▸ **WHAT IS EXPECTED**: Please copy out every line in the entries that includes the word "number".

Dataset rows for apps and sites

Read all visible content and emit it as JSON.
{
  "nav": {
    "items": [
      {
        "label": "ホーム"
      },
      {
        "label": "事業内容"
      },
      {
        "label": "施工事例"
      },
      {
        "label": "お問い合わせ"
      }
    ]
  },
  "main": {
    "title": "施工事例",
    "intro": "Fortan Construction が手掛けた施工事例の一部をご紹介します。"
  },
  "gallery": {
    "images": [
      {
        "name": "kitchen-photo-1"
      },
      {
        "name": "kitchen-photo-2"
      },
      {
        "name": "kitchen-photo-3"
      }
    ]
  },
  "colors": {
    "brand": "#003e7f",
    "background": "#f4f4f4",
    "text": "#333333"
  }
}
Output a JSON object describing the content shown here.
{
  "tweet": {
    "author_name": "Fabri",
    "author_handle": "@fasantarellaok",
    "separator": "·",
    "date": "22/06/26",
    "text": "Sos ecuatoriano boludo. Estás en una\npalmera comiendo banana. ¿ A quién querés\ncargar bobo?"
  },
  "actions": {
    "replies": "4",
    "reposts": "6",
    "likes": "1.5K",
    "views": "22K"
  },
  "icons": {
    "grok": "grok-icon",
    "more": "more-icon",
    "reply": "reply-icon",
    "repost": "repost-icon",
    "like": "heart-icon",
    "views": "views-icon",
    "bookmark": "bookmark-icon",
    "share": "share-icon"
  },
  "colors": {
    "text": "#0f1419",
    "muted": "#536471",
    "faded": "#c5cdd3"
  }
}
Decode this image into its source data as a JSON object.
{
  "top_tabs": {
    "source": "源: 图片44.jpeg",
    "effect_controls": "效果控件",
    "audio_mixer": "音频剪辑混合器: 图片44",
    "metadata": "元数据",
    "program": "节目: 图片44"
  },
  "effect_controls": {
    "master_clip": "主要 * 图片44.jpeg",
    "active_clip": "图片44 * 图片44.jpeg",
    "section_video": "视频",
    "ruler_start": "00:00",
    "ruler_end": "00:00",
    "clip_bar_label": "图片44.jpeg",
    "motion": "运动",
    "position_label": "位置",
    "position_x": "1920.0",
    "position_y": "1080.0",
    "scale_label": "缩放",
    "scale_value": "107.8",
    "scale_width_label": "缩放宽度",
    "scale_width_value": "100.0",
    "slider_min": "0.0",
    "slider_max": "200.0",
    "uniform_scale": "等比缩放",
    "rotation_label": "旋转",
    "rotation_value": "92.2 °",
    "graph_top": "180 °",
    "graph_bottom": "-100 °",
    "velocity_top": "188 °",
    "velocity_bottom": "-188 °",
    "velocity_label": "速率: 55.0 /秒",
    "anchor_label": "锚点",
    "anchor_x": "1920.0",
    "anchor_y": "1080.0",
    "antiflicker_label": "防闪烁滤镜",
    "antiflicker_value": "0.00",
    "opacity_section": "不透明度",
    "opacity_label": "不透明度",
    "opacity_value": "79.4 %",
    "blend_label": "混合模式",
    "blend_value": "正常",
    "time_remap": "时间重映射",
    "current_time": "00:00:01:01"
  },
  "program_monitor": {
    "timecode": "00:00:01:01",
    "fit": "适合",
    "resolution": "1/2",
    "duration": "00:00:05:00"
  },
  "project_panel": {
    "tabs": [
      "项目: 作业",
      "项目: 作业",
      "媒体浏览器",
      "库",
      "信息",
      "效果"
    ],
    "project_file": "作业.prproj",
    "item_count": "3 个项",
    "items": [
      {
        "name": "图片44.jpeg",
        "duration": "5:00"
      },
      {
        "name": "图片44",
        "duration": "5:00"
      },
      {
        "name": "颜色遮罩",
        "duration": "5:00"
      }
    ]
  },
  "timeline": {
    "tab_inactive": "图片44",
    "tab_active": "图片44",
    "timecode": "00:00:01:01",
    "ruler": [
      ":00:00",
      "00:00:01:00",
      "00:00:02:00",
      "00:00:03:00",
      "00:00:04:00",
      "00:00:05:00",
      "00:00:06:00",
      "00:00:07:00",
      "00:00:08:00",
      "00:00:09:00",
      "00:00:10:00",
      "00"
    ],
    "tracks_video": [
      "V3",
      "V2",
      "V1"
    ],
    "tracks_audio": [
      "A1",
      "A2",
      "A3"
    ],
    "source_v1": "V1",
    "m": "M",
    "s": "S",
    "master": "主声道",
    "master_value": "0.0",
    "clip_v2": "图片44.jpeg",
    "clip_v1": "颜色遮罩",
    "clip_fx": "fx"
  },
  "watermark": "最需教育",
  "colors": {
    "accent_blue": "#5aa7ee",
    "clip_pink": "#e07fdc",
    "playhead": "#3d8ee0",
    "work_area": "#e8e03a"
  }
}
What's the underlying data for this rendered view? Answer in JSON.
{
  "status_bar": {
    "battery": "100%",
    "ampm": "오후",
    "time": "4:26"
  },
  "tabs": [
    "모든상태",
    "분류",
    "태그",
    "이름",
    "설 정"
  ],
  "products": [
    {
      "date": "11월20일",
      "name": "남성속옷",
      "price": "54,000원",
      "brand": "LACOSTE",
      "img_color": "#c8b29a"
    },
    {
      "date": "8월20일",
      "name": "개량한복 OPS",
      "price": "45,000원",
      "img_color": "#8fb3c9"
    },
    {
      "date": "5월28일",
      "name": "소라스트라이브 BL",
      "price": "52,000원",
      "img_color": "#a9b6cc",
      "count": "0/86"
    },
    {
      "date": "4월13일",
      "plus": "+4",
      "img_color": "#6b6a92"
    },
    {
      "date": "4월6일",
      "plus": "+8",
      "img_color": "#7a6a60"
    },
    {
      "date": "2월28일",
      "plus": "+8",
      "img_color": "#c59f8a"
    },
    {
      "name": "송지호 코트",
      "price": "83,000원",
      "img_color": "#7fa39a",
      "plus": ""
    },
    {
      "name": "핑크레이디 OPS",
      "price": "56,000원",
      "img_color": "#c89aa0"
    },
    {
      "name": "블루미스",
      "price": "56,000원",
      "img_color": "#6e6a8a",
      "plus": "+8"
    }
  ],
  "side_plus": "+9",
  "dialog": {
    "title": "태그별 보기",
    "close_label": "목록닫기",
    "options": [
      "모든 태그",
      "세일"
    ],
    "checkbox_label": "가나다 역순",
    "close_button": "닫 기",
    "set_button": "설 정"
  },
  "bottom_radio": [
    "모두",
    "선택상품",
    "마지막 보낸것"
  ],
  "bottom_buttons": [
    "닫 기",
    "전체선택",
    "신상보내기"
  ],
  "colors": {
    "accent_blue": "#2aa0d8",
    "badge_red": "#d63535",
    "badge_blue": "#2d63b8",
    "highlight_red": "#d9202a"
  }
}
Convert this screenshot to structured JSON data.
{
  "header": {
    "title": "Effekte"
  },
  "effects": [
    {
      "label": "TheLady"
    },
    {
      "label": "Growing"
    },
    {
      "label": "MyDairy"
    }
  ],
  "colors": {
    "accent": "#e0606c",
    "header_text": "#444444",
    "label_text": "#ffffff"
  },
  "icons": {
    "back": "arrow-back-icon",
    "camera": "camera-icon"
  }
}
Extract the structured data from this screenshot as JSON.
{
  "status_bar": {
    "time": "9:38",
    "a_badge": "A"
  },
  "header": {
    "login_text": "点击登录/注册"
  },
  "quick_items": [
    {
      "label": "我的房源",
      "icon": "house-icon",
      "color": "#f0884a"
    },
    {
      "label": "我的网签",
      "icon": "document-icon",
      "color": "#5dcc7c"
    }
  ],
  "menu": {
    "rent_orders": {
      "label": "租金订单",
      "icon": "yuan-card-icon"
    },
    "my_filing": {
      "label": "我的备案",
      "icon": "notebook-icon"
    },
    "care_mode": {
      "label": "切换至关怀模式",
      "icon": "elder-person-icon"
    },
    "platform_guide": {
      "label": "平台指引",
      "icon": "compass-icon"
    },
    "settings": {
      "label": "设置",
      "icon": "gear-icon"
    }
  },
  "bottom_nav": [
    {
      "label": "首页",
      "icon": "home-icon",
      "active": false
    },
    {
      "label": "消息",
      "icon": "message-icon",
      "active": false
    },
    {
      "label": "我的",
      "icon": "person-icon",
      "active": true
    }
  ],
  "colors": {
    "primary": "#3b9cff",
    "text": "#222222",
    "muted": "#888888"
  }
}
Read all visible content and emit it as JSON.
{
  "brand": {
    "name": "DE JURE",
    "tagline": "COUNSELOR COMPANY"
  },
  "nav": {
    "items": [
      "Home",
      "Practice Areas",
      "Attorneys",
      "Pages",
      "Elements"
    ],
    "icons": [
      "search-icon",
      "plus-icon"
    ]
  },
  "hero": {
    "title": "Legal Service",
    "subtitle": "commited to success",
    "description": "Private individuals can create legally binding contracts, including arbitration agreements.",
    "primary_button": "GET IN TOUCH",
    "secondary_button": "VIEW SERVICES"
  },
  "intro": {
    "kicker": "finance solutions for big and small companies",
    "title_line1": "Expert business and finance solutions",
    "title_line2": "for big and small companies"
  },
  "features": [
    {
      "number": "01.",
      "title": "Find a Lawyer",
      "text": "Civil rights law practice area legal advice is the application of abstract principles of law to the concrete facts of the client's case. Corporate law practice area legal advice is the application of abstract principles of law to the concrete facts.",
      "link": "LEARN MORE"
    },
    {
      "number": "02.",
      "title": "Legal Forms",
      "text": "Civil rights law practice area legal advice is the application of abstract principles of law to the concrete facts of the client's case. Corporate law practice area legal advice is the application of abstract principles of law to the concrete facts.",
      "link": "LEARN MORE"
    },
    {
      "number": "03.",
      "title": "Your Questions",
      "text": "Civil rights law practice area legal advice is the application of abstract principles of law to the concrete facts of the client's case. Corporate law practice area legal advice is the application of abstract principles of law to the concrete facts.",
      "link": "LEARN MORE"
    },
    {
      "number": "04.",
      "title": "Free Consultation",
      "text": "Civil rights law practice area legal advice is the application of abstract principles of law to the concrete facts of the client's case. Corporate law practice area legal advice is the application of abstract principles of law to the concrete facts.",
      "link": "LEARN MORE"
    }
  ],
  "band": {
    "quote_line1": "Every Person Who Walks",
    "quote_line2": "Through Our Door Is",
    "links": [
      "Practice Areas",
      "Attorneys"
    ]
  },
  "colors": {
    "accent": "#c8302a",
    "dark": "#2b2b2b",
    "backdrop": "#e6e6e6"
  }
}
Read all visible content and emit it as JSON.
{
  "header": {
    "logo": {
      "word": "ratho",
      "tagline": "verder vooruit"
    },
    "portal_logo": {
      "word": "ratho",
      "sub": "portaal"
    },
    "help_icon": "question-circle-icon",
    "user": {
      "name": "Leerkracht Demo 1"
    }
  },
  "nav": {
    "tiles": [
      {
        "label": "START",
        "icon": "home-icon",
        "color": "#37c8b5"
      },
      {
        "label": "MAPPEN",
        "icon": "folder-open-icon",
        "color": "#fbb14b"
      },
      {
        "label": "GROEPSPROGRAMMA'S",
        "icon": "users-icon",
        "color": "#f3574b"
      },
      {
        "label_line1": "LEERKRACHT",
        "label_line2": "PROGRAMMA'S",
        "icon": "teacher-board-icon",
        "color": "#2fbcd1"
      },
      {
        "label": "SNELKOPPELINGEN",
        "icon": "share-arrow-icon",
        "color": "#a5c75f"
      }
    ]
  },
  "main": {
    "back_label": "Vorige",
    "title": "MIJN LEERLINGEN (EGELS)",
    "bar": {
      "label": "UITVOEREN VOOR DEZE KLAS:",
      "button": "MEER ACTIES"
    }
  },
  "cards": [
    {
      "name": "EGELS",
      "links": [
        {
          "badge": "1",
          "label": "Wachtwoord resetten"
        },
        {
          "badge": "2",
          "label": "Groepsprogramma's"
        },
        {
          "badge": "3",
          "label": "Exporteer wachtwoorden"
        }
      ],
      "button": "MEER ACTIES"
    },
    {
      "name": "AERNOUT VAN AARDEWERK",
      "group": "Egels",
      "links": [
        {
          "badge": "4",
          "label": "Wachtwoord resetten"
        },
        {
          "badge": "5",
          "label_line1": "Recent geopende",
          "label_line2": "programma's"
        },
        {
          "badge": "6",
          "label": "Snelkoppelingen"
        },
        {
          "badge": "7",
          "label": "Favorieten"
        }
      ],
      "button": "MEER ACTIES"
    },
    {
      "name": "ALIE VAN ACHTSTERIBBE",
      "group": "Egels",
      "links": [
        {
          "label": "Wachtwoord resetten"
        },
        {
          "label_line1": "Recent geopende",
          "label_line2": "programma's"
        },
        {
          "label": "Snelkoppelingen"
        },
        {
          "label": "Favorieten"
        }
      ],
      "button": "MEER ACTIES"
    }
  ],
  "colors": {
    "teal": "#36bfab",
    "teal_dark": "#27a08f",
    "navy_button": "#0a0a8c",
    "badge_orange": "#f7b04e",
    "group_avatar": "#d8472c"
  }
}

▸ **EXERCISE RESPONSE**:
      "number": "01.",
      "number": "02.",
      "number": "03.",
      "number": "04.",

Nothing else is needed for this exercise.